Chairmen Agree on Independent GSE Regulator
The chairmen of the House and Senate committees with jurisdiction over the housing GSEs appear to be on the same page regarding the basics elements of a new bill to restructure the GSEs' regulators. The top priority for both lawmakers-Senate Banking Committee Chairman Richard Shelby (R-AL) and House Financial Services Committee Chairman Mike Oxley (R-OH)-is independence, which is also ICBA's top priority.
Last week, Shelby said the new regulator would be a "stand alone" body outside the Treasury Department and would be "free of any political influence." This week, Oxley agreed. "What we need is a strong independent regulator," Oxley said. "When we start to get farther afield … it is much harder to get a consensus." Last fall, Oxley cancelled a markup of a GSE regulator bill over differences with the administration regarding powers of the new regulator and the role of Treasury. Oxley wanted the new agency to be free from political influence; Treasury wanted control of the new agency.
Shelby and Oxley also diverged from the position of Federal Reserve Chairman Alan Greenspan on limiting the asset growth of Fannie Mae and Freddie Mac. "I differ with him on that," Shelby said. "If a financial institution is well regulated and well managed, the market will determine its growth. I don't think we should put artificial caps on it." Oxley said, "I'm inclined to agree with Senator Shelby on that, but I haven't really made up my mind. Once you get into micromanaging that, it tends to be a slippery slope."

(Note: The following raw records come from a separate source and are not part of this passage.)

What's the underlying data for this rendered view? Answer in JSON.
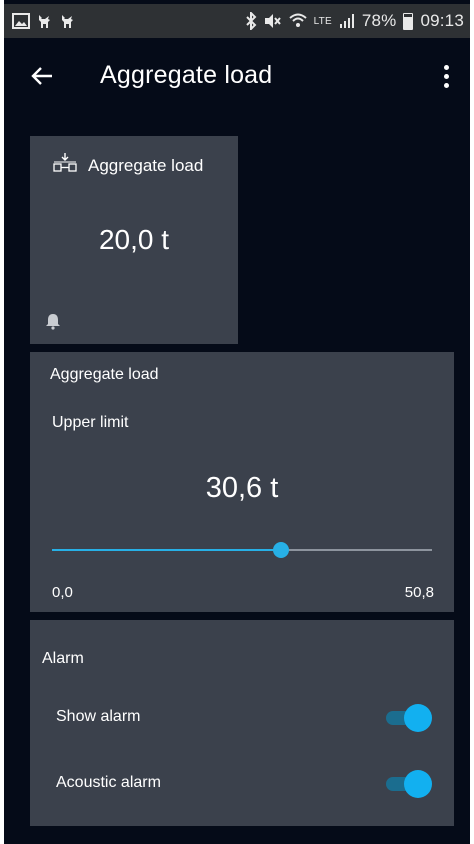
{
  "status_bar": {
    "battery": "78%",
    "time": "09:13",
    "network": "LTE",
    "icons": [
      "image-icon",
      "deer-icon",
      "deer-icon",
      "bluetooth-icon",
      "mute-icon",
      "wifi-icon",
      "signal-icon",
      "battery-icon"
    ]
  },
  "app_bar": {
    "title": "Aggregate load",
    "back_icon": "arrow-left-icon",
    "menu_icon": "more-vertical-icon"
  },
  "tile": {
    "title": "Aggregate load",
    "value": "20,0 t",
    "icon": "aggregate-load-icon",
    "bell_icon": "bell-icon"
  },
  "limit_card": {
    "title": "Aggregate load",
    "label": "Upper limit",
    "value": "30,6 t",
    "min_label": "0,0",
    "max_label": "50,8",
    "slider_min": 0.0,
    "slider_max": 50.8,
    "slider_value": 30.6
  },
  "alarm_card": {
    "title": "Alarm",
    "show_alarm_label": "Show alarm",
    "show_alarm_on": true,
    "acoustic_alarm_label": "Acoustic alarm",
    "acoustic_alarm_on": true
  },
  "colors": {
    "background": "#050b18",
    "card": "#3b414c",
    "accent": "#27b0e6",
    "status_bar": "#2e3134"
  }
}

Shelby expressed optimism that a GSE reform bill could be signed into law this year. Oxley said if the Senate passes a strong bi-partisan bill, it will create momentum that could carry it through the House and on to the White House this year. Stay tuned.